* **ACTION ITEM**
Scan the material for the word "data" and copy each line where it occurs.
==================================================
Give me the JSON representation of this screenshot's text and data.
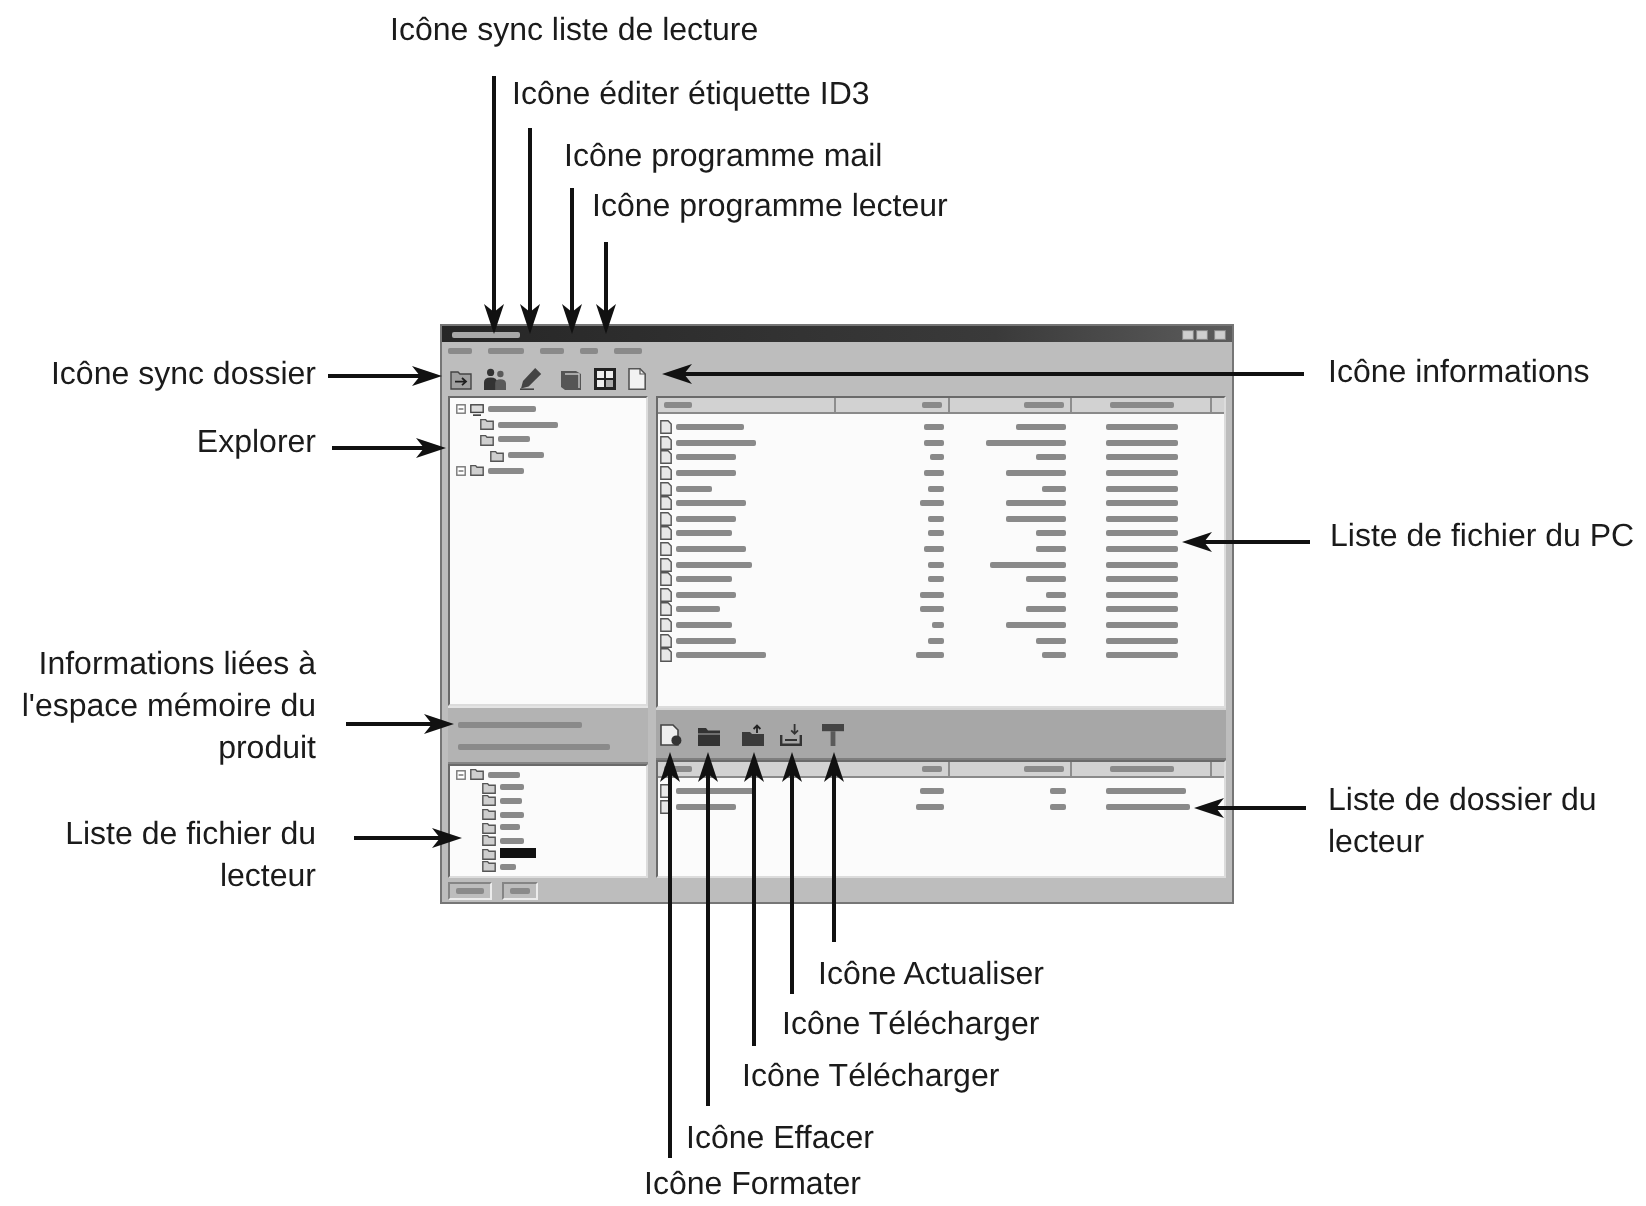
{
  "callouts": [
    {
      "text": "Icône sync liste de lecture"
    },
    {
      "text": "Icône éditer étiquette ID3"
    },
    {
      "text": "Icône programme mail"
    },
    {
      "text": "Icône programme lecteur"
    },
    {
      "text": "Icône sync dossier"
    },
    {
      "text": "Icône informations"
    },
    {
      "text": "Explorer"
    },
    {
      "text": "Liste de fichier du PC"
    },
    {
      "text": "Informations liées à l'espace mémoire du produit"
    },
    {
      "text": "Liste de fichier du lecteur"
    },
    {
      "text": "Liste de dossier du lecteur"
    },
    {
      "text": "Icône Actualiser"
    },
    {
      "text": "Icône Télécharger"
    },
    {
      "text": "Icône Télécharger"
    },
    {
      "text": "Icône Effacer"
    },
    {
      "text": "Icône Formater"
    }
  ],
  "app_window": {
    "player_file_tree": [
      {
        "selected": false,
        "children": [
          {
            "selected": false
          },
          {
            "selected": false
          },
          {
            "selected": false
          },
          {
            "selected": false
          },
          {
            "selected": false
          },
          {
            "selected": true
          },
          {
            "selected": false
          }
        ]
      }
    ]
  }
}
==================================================
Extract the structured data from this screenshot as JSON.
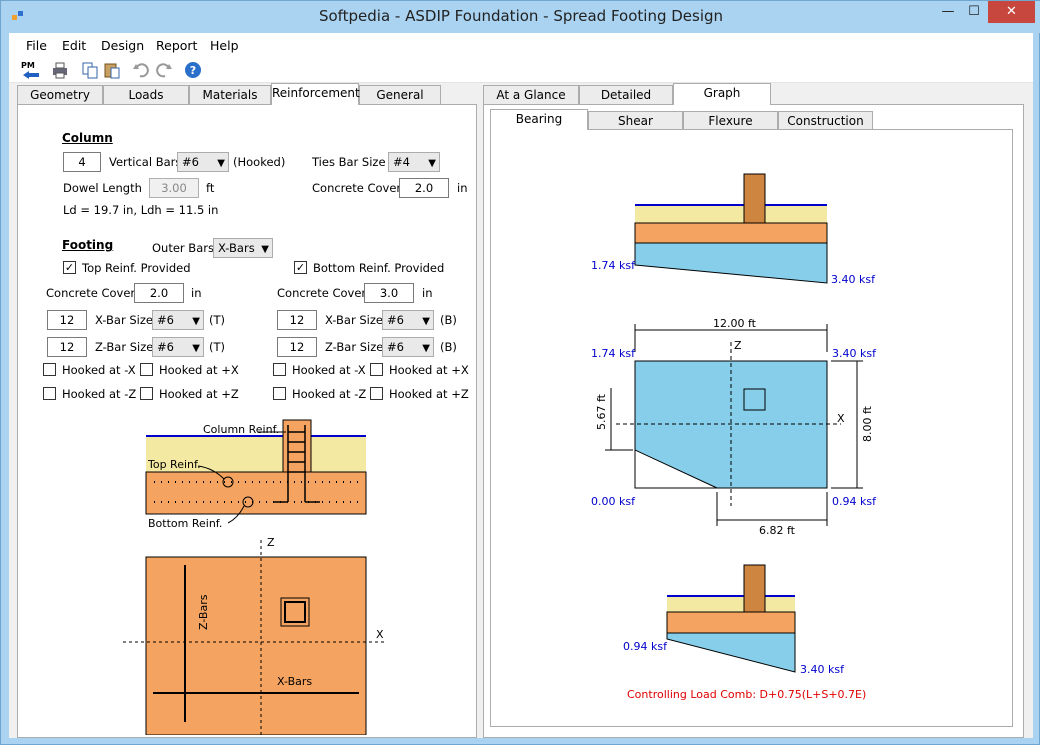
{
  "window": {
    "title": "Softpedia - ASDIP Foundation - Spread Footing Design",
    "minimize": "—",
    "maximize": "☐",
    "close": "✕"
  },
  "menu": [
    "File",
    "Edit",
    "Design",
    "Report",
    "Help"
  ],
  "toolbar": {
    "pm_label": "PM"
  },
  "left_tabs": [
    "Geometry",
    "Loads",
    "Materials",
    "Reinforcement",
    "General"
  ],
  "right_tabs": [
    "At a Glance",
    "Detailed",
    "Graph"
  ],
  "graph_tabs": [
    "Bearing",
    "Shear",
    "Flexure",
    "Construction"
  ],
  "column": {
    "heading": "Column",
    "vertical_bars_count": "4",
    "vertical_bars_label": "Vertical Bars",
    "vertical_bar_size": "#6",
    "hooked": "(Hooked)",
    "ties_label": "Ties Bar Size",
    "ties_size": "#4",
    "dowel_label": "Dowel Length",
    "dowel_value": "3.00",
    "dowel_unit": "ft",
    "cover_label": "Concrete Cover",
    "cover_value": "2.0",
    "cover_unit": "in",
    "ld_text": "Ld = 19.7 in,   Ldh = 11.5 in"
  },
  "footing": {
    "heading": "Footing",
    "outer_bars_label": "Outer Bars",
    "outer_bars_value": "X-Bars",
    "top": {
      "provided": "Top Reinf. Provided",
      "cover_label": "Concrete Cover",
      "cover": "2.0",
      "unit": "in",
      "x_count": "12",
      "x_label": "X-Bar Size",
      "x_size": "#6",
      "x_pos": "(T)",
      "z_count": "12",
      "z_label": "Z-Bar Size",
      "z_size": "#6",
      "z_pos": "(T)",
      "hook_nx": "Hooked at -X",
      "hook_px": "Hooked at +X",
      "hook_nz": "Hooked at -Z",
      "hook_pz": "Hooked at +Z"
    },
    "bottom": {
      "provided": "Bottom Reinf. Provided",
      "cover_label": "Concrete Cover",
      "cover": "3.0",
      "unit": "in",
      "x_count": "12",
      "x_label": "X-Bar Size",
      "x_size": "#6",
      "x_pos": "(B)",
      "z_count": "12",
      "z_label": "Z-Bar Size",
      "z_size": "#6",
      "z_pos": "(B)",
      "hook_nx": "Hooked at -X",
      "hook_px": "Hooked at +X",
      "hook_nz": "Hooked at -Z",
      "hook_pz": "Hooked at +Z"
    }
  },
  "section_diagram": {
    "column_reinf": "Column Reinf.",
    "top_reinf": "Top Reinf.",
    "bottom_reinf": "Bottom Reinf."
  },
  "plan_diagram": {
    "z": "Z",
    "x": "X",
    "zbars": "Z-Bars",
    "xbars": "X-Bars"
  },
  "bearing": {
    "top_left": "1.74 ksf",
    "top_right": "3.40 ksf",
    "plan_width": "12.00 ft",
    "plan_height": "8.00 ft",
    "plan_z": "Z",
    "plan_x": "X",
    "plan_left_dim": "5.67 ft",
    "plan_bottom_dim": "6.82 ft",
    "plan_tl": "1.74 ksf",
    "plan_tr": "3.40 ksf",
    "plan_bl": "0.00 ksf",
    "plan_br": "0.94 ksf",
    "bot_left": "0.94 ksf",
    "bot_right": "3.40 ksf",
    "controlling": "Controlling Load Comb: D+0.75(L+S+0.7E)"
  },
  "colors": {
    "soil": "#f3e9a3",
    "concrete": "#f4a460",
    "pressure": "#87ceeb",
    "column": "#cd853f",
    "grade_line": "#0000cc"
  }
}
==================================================
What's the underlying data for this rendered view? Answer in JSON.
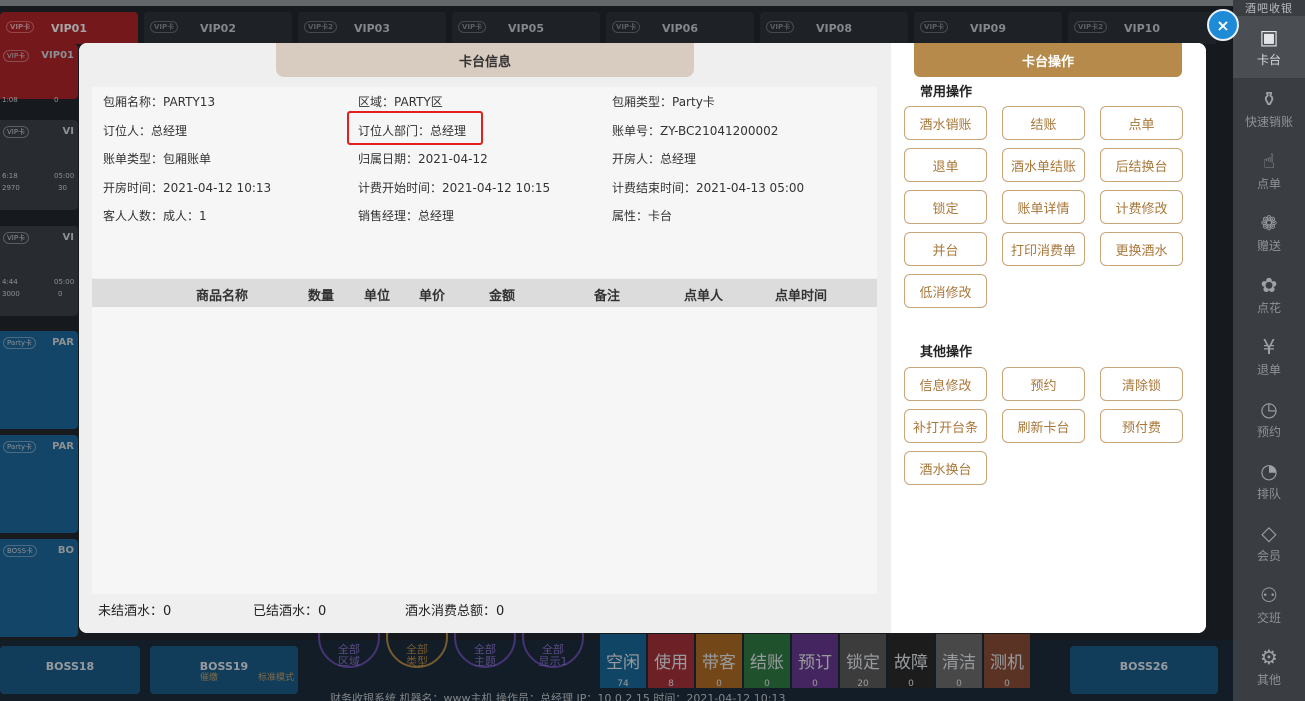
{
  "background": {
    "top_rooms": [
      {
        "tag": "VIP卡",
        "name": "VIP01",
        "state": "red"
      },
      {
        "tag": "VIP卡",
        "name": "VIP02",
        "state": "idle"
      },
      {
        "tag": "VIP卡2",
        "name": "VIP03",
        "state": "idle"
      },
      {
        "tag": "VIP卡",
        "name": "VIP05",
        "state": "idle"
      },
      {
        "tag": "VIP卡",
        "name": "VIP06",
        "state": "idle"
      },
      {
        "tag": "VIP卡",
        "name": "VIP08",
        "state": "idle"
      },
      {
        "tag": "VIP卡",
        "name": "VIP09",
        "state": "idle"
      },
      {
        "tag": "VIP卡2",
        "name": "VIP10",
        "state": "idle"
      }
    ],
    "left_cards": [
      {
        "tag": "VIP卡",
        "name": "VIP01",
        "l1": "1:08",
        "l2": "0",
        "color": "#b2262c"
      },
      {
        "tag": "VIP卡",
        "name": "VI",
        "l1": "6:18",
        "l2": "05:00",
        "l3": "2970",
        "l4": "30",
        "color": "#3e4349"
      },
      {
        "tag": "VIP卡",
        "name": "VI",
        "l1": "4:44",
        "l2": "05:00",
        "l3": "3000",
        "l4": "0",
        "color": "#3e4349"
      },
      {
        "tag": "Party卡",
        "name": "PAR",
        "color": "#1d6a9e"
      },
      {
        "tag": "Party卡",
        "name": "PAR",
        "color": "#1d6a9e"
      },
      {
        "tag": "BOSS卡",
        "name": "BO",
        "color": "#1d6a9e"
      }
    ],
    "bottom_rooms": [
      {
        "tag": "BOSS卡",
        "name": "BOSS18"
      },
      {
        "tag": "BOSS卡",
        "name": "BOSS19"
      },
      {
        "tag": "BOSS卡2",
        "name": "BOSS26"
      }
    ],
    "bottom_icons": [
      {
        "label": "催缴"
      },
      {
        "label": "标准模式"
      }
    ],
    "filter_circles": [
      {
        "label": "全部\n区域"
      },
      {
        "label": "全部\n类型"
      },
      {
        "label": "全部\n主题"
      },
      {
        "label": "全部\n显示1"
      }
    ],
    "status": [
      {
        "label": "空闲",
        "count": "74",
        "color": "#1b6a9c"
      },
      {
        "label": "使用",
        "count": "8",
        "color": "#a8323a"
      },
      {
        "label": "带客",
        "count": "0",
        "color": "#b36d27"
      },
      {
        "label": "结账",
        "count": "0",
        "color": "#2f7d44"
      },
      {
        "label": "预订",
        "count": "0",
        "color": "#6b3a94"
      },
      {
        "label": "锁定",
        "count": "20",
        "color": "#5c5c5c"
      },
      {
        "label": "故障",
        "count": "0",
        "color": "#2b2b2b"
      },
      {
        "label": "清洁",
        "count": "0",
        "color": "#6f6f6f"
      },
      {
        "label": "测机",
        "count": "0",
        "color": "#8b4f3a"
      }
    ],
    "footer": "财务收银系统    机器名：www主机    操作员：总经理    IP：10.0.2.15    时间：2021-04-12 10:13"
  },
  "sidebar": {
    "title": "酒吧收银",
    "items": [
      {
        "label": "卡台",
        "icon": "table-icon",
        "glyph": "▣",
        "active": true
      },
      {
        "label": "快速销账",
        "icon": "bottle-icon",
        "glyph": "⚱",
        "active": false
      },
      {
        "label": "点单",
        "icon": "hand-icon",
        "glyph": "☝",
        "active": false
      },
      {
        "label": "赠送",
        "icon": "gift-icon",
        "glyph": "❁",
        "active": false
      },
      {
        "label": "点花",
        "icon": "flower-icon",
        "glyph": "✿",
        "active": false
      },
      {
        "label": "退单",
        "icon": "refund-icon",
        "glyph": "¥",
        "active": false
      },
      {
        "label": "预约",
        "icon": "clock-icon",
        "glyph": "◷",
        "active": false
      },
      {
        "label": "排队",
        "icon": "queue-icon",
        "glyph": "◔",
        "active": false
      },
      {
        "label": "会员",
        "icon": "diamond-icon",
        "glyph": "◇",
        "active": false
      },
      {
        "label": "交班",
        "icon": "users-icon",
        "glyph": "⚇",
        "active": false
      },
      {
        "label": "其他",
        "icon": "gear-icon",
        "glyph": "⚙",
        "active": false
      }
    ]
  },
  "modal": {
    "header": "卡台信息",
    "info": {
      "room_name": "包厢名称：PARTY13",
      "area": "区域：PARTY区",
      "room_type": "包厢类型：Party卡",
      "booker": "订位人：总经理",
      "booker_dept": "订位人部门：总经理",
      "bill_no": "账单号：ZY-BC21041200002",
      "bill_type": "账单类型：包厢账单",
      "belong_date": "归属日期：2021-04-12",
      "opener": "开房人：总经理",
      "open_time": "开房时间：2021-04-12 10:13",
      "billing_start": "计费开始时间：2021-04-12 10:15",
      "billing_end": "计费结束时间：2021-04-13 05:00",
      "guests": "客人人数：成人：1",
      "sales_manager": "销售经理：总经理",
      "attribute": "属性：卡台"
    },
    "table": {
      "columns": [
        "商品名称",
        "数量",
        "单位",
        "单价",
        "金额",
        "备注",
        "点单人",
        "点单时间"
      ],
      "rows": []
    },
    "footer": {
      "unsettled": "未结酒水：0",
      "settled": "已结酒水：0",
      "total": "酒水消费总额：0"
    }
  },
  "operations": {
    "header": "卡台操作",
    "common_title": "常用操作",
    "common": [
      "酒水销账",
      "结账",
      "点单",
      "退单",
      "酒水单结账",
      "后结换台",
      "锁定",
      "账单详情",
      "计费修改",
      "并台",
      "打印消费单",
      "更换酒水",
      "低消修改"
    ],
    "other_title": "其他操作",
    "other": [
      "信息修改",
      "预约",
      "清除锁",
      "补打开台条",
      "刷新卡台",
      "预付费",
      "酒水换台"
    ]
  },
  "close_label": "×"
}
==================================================
* **WORKED SOLUTION**
Give me the JSON representation of this screenshot's text and data.
Extract the structured data from this screenshot as JSON.
What's the underlying data for this rendered view? Answer in JSON.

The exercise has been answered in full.